I’m sure this is one of those “you had to be there moments” but we watch the ad and the Little Man looks at me with his deadpan look and states:

“They should have called that movie “The Button” not “The Box.” That wasn’t very smart.”

I immediately start cracking up laughing because 1. He’s absolutely right 2. His delivery was flawless 3. Kids just have no filters and it’s beautiful.

He then looks at me (again deadpan) for laughing like “what’s your problem?” probably thinking “and so endeth the lesson.”

November 3, 2009

Little Man Big Decisions

Our Little Man participates in his school’s afterschool program a few days a week.  So for one day of the afterschool experience, we had thrown in a Spanish class.  As I mentioned in other posts before (see Màs?), we would love to give our son the gift of a second language.  Before the school year started there were many protests and “discussions” but we held fast thinking he gets to choose two days and we get one.  Fair enough, right? 

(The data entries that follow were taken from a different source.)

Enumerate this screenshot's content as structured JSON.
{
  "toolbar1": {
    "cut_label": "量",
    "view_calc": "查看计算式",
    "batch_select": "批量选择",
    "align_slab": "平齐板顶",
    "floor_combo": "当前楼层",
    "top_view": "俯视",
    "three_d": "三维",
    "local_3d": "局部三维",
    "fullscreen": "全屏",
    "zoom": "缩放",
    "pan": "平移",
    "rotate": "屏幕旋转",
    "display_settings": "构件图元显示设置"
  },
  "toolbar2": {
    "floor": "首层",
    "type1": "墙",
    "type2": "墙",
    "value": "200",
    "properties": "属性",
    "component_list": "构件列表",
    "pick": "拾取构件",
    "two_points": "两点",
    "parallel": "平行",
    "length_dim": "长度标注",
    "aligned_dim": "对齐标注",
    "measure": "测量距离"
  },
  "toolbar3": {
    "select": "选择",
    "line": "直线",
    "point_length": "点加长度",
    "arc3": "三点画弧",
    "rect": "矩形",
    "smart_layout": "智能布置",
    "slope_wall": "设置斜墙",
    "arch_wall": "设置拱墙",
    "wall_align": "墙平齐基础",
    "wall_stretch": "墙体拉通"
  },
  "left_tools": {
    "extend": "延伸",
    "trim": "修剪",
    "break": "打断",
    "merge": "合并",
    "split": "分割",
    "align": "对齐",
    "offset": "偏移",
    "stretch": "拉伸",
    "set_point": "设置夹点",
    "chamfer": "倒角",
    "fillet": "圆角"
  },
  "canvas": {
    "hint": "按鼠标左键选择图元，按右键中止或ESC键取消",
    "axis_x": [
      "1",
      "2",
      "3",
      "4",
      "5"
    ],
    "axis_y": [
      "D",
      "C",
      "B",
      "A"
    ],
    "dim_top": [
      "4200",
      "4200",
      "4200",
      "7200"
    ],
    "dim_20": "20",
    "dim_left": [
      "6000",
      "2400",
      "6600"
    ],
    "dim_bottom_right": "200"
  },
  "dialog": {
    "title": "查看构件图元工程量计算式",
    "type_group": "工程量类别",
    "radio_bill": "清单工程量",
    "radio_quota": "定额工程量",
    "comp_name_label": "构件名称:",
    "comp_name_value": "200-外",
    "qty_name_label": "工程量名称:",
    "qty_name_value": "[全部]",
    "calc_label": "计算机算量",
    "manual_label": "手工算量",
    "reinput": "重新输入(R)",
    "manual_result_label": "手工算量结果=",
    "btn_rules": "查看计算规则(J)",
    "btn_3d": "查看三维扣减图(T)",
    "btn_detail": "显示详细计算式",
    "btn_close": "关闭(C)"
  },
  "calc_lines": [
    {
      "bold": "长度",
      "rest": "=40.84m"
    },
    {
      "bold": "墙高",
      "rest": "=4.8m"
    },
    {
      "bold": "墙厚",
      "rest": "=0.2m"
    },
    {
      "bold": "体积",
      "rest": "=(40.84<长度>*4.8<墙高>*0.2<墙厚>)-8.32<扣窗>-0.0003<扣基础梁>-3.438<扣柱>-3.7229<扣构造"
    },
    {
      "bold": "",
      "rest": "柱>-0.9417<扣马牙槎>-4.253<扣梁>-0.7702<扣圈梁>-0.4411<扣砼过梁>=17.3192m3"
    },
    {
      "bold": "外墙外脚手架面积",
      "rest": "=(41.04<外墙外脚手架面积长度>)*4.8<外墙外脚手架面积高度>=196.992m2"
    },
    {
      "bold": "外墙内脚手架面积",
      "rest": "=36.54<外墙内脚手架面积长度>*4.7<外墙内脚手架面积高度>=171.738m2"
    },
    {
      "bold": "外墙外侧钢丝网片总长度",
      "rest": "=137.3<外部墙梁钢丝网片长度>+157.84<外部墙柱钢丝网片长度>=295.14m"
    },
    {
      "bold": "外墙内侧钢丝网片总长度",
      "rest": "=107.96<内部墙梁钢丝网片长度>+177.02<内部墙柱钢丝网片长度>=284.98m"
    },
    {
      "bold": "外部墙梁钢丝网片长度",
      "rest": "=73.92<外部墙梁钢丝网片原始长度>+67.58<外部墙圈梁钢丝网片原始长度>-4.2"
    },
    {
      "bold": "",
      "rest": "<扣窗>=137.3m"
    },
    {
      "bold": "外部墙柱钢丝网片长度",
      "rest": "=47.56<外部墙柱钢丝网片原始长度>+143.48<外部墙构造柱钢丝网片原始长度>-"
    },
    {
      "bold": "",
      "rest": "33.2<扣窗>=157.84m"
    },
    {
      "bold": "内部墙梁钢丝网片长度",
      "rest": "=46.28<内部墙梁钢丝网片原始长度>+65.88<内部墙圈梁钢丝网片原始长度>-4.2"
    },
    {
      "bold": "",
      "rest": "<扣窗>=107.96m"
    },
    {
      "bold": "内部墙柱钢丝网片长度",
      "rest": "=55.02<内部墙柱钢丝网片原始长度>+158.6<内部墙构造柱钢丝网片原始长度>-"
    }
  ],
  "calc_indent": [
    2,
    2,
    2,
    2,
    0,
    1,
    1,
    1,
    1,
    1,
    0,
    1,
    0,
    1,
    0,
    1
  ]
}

As the year has gone on, the protests had not stopped, but in fact had multiplied.  The entire walk home from that day was a recount of the atrocities he experience in his 50 minute Spanish class.  It was enough that we decided it might be best not to forever brand the second language option as a terrible forced experience.  We agreed to change that day to Soccer Club (with all his friends) with hopes of preserving another chance at language in the future. 

Little did we know what an impact this would have on the Little Man’s world.  It started this weekend and continued right into this morning.  He got up today literally singing and joking like he Emceeing a comedy roast or something.  If he wasn’t six, I might have checked his backpack for some kind of mood enhancing substance.  Laughing at everything, doing what we asked, telling us he loved us at every turn, who was this kid?

Thinking more about it, it’s not that surprising.  As little as it seemed to us, this was a major change in his world for the better (in his opinion).  Our little ones go from school to activities to homework to meals to bed, very little of which they have any control over or say in.  Perhaps the most important lesson was him teaching us “No Màs” might be the right call sometimes.